> **Problem**:
For each line in the material below that holds "AllTests", copy that line.

> **Records supplied**:
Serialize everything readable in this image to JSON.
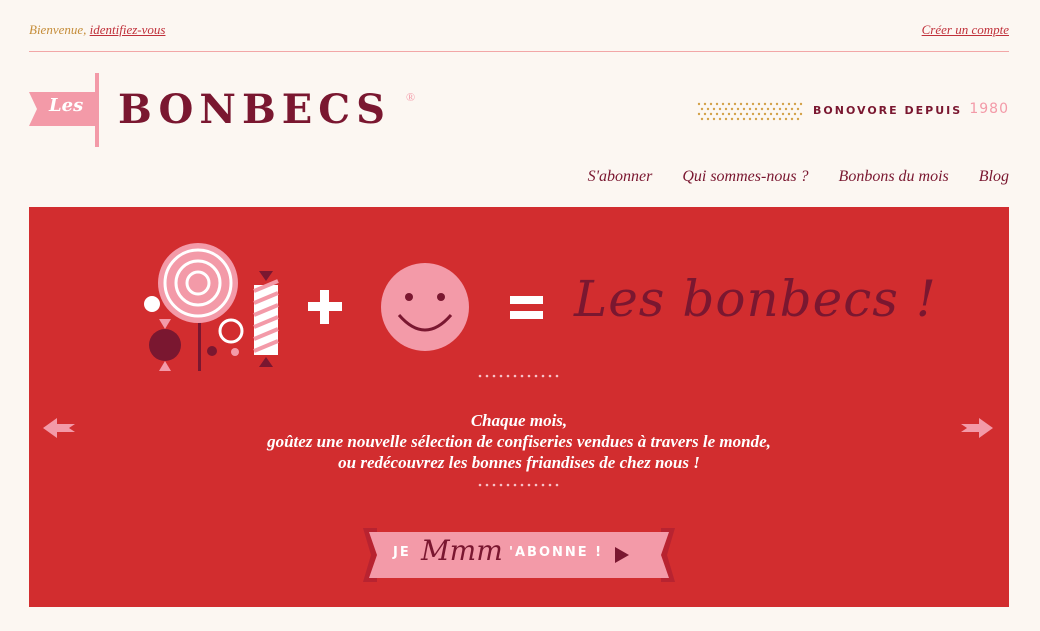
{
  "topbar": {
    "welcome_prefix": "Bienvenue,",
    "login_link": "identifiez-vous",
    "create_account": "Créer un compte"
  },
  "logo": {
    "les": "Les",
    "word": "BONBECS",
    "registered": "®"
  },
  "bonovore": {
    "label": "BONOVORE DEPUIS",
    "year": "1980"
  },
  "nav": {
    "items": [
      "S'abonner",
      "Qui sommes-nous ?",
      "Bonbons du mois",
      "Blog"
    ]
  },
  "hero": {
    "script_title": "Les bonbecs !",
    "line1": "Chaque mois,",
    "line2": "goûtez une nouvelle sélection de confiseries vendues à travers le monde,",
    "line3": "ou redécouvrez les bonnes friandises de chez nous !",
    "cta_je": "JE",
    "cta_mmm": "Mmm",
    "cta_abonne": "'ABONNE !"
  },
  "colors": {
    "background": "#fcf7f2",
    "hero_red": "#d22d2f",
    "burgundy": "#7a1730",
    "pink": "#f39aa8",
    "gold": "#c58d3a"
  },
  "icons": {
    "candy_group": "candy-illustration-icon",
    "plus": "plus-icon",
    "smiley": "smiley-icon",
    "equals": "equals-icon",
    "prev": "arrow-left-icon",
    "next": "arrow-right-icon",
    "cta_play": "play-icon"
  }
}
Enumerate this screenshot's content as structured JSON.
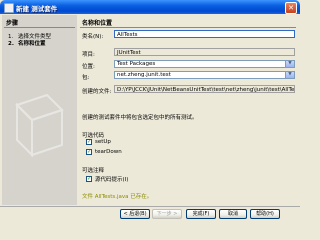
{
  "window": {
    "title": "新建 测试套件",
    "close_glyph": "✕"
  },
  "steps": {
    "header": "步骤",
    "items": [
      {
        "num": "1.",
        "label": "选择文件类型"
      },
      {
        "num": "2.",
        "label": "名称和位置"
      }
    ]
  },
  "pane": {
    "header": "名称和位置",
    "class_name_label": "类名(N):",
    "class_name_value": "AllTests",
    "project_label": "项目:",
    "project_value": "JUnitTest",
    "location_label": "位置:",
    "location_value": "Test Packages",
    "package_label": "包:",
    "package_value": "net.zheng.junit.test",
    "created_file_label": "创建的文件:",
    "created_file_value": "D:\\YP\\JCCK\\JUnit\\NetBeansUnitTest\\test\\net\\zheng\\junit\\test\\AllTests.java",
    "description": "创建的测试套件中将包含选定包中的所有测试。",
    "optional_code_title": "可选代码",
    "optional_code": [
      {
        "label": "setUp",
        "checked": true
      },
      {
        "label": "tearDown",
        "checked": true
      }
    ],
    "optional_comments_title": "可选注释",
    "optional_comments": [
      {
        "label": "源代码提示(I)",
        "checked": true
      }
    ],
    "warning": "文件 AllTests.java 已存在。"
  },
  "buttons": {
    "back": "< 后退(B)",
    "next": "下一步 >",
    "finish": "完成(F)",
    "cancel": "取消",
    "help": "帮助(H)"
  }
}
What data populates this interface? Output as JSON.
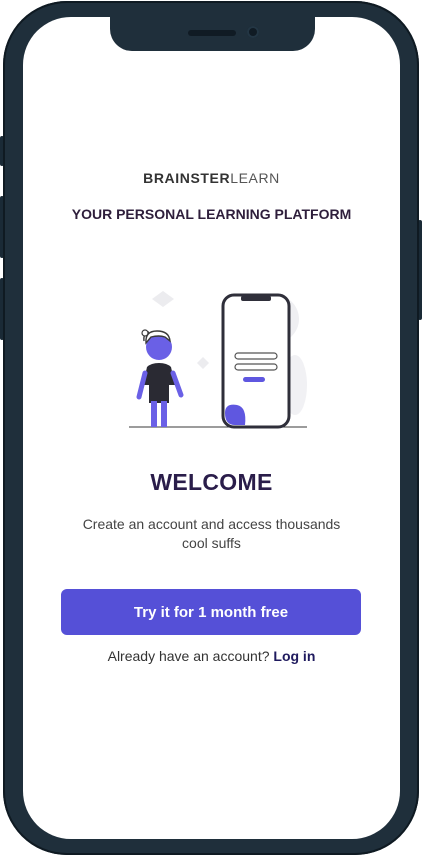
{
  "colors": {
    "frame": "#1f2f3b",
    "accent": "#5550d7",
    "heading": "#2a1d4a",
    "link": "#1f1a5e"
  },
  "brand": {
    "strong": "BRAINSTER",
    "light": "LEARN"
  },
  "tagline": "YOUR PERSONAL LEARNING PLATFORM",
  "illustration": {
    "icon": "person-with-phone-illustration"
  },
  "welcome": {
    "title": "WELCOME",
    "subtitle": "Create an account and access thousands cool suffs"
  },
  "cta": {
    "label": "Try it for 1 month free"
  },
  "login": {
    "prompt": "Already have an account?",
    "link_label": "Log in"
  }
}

> **Reply**:
    "class_name_value": "AllTests",
    "created_file_value": "D:\\YP\\JCCK\\JUnit\\NetBeansUnitTest\\test\\net\\zheng\\junit\\test\\AllTests.java",
    "warning": "文件 AllTests.java 已存在。"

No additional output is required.